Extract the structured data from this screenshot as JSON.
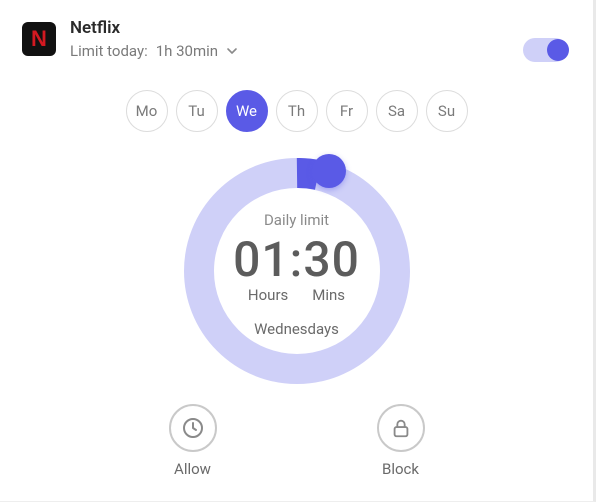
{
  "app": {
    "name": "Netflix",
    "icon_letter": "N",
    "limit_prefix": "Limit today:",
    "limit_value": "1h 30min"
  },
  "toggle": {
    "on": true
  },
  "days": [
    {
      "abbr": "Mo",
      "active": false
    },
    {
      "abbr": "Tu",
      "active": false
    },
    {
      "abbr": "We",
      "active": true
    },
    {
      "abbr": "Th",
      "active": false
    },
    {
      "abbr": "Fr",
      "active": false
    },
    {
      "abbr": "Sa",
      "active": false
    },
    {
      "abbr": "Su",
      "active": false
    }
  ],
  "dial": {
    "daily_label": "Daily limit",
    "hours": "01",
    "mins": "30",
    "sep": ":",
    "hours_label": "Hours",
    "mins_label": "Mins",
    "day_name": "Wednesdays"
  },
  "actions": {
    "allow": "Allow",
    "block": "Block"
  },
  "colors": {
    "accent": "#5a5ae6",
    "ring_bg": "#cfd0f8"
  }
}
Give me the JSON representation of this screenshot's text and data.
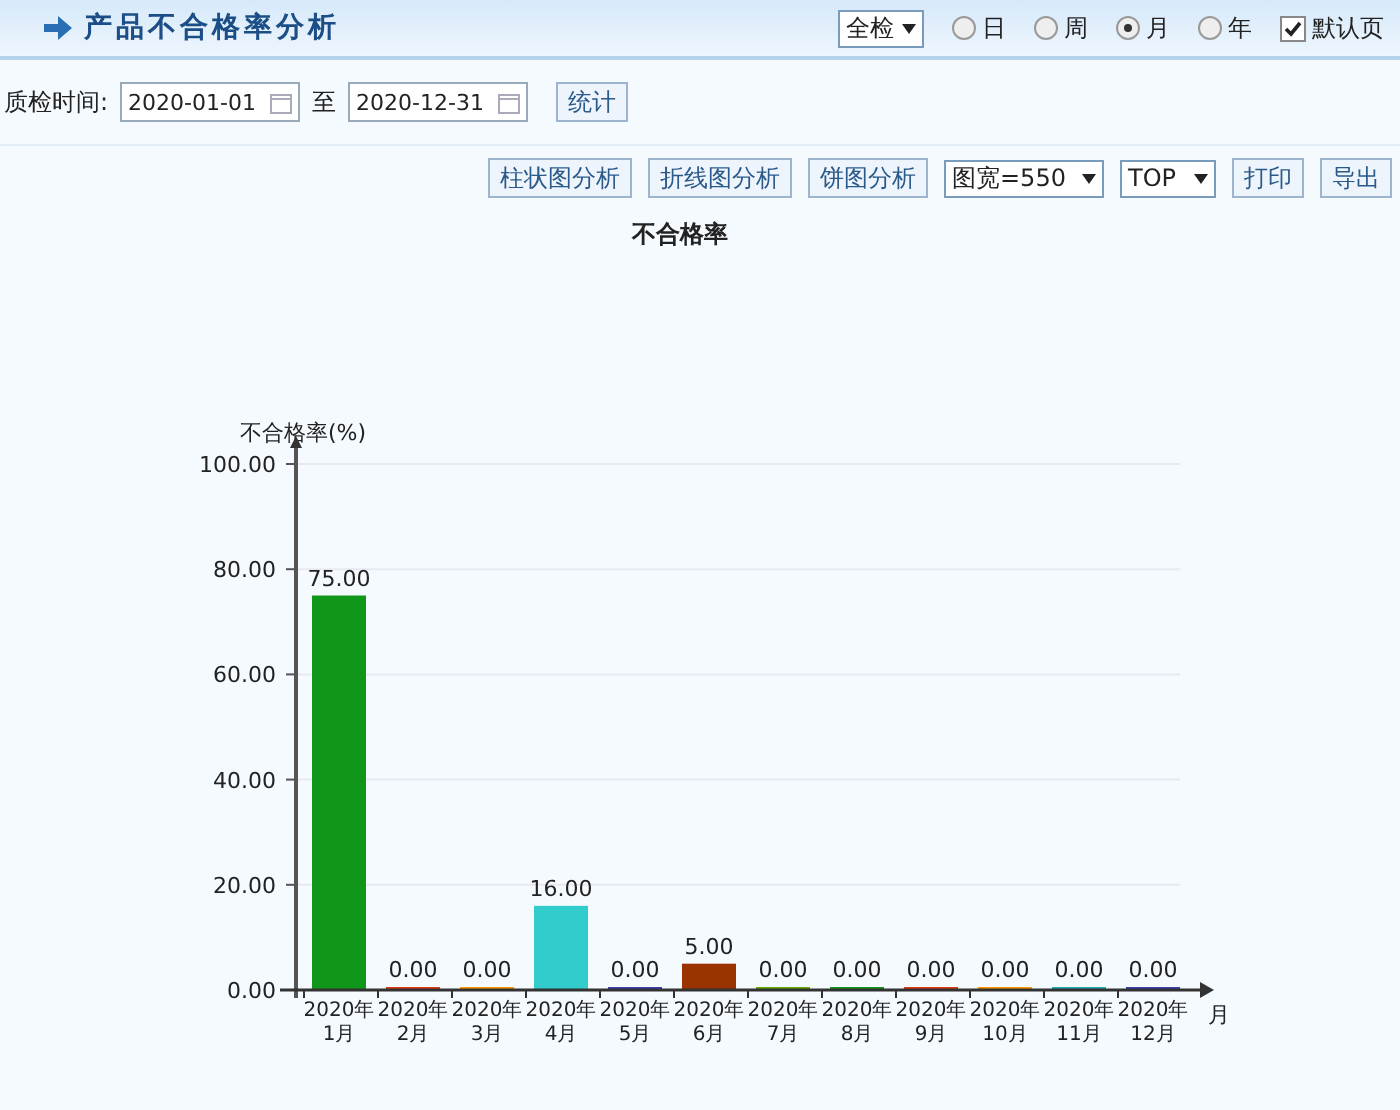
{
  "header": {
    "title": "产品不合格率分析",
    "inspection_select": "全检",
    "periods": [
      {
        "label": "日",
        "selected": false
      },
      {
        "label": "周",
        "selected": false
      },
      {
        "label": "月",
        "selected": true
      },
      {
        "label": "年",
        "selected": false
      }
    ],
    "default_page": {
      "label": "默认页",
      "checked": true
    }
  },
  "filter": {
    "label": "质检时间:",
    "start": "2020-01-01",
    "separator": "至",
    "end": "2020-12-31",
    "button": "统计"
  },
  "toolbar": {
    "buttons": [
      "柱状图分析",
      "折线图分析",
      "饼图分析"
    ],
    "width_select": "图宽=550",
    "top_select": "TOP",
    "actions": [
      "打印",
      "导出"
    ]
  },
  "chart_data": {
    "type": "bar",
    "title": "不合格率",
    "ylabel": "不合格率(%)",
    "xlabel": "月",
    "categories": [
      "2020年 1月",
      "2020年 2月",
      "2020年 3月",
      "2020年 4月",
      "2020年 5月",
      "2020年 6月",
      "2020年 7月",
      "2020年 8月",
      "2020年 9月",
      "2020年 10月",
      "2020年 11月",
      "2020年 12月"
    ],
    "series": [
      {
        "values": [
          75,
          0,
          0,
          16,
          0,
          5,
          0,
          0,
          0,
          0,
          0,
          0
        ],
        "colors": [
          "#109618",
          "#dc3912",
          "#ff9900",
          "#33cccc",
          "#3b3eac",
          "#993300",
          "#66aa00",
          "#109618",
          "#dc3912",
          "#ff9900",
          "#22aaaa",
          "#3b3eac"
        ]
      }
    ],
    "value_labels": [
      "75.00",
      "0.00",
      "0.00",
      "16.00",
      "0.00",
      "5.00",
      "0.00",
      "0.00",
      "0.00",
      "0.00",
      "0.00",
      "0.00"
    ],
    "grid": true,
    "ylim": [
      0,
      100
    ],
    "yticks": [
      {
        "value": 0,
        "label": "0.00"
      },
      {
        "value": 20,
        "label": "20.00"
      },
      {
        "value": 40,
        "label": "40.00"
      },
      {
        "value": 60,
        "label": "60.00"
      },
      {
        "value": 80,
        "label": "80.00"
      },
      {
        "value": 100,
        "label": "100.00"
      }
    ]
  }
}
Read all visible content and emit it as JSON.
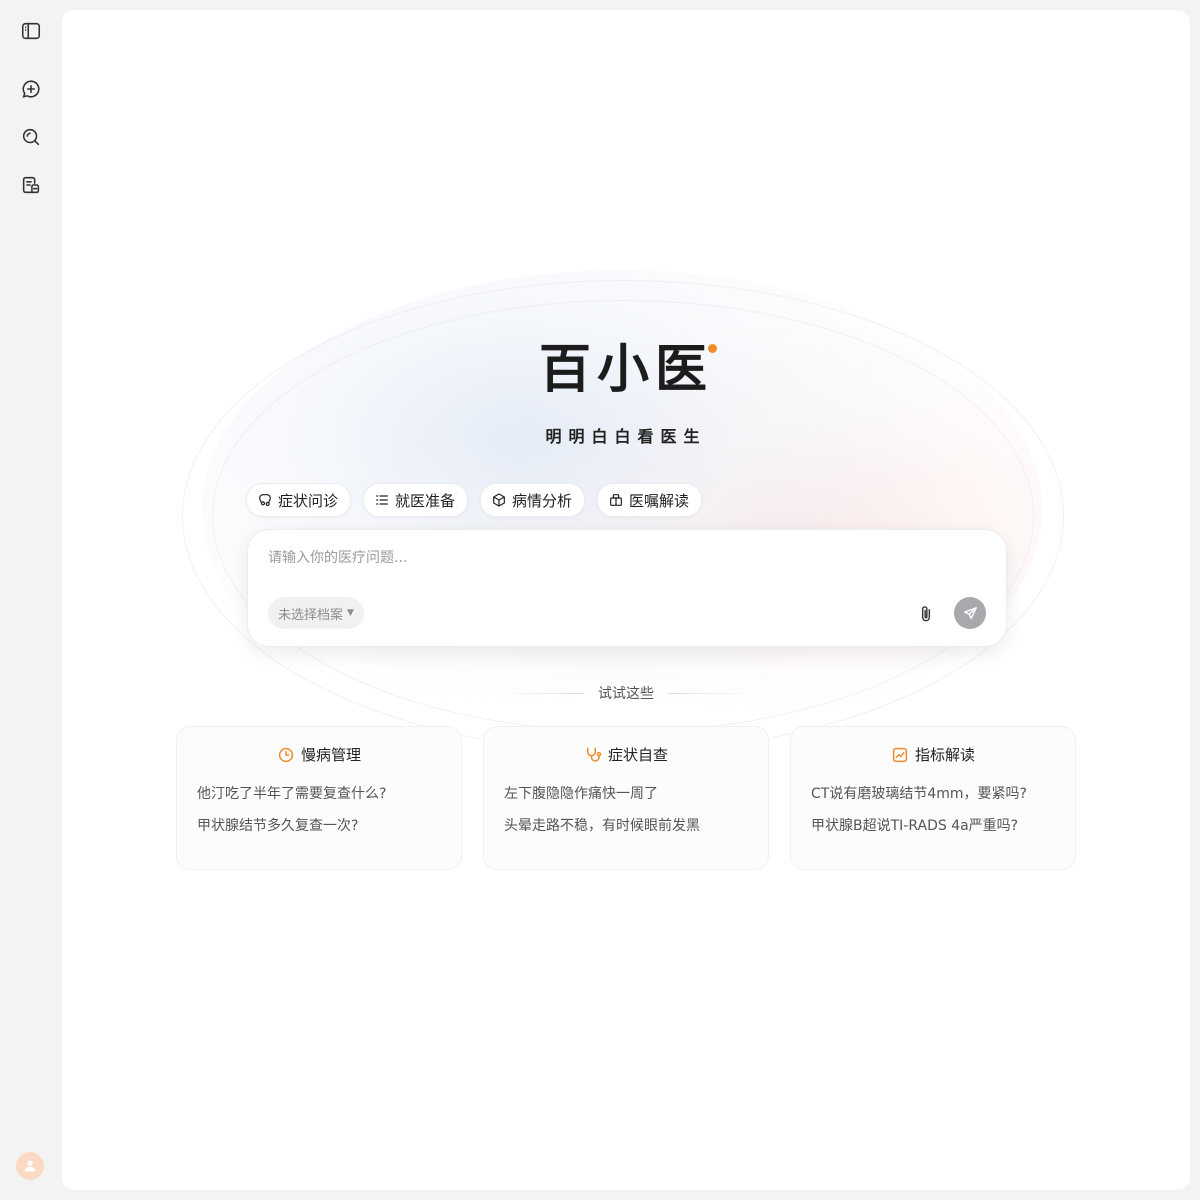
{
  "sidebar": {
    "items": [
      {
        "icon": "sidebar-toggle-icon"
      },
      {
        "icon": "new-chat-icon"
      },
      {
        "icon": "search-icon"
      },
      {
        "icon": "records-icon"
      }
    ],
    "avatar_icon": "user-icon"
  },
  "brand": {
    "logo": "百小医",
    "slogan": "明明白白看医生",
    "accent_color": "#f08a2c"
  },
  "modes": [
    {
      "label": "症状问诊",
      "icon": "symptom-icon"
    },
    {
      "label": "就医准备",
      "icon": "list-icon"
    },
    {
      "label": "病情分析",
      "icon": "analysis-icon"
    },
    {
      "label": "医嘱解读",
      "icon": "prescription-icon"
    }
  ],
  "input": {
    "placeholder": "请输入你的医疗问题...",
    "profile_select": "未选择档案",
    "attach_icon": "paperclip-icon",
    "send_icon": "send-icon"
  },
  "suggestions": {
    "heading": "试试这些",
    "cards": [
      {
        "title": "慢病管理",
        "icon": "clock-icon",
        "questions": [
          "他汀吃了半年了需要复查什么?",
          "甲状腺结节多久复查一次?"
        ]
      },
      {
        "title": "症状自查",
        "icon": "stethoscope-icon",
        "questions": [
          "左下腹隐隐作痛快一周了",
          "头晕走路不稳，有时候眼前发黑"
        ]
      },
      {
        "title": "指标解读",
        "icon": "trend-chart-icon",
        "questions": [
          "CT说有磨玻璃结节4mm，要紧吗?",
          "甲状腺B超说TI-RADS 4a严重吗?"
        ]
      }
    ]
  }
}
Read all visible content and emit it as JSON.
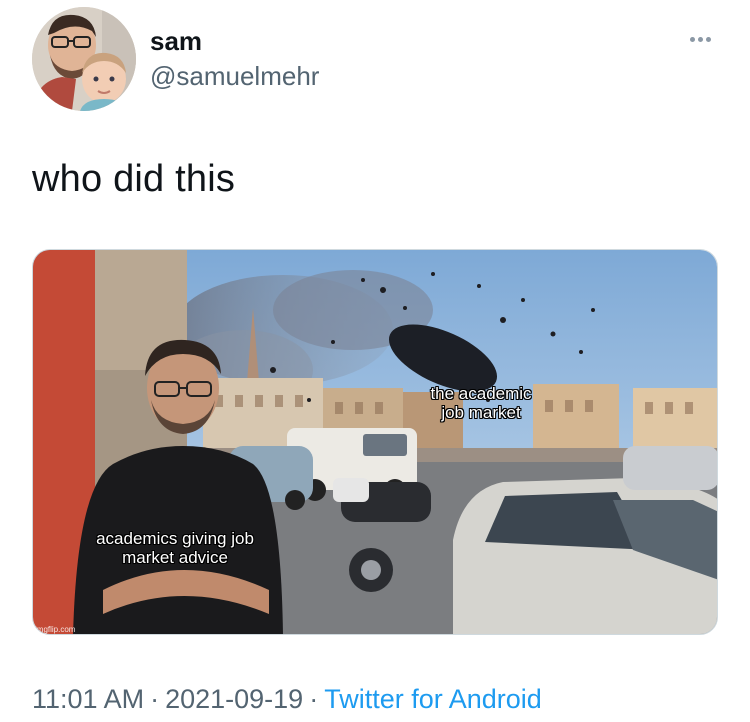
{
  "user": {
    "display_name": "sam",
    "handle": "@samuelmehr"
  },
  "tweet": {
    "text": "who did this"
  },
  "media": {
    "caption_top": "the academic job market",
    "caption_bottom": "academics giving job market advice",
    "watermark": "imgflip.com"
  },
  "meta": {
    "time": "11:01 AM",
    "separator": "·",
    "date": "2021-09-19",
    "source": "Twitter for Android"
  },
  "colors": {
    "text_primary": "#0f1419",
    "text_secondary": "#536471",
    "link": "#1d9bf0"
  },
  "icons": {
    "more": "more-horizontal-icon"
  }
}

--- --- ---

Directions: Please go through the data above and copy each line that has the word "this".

Task output:
Extract the structured data from this screenshot as JSON.
Give me the JSON representation of this screenshot's text and data.
    "text": "who did this"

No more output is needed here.